[INPUT MATERIAL]

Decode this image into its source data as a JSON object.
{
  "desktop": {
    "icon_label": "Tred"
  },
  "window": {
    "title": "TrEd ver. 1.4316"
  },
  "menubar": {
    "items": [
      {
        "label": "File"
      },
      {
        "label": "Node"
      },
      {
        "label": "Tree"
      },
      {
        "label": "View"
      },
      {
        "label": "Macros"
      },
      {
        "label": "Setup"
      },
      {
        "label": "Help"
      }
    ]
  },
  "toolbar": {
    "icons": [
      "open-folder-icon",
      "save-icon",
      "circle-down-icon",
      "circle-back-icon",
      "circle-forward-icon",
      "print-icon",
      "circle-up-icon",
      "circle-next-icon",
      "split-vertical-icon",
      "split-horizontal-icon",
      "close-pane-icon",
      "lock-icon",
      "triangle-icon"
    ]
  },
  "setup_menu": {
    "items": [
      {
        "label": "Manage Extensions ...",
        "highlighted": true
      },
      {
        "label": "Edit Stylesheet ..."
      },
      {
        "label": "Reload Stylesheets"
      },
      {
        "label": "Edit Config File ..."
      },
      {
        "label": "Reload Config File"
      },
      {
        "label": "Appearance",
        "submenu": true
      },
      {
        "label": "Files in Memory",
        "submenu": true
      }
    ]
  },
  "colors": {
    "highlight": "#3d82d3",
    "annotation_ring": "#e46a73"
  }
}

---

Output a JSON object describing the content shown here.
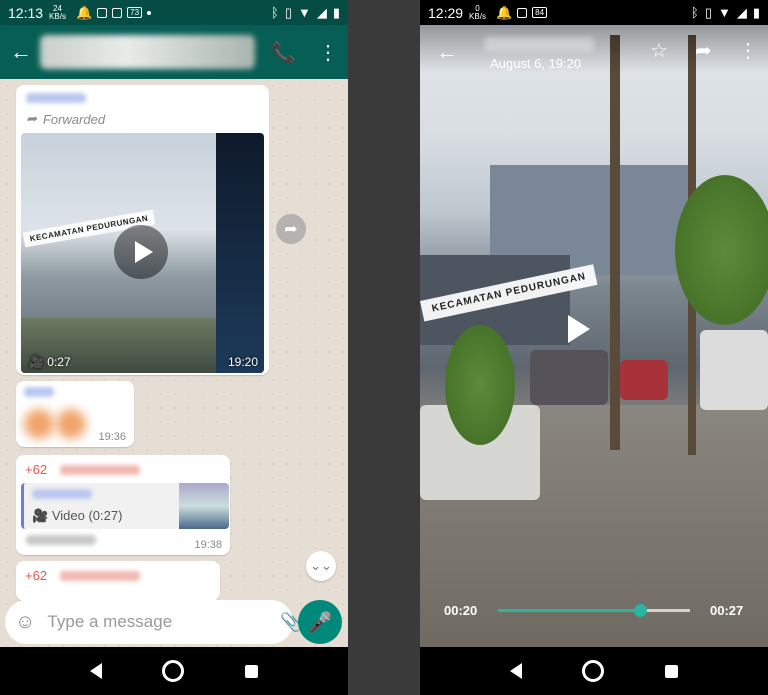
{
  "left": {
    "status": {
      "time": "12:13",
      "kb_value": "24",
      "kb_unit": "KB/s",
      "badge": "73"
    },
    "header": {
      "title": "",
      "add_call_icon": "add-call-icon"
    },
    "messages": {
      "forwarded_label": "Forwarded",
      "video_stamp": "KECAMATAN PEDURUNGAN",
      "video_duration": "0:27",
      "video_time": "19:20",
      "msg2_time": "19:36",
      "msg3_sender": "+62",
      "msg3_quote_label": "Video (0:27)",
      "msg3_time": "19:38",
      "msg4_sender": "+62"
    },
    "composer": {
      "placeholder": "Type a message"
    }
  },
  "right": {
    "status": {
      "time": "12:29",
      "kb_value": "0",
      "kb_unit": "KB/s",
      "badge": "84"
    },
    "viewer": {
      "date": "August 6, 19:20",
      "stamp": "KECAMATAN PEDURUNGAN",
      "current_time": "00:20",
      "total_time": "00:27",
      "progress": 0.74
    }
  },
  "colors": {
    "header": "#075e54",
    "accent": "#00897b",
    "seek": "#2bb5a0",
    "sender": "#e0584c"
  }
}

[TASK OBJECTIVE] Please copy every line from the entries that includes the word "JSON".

[TASK OUTPUT]
Decode this image into its source data as a JSON object.
Output a JSON object describing the content shown here.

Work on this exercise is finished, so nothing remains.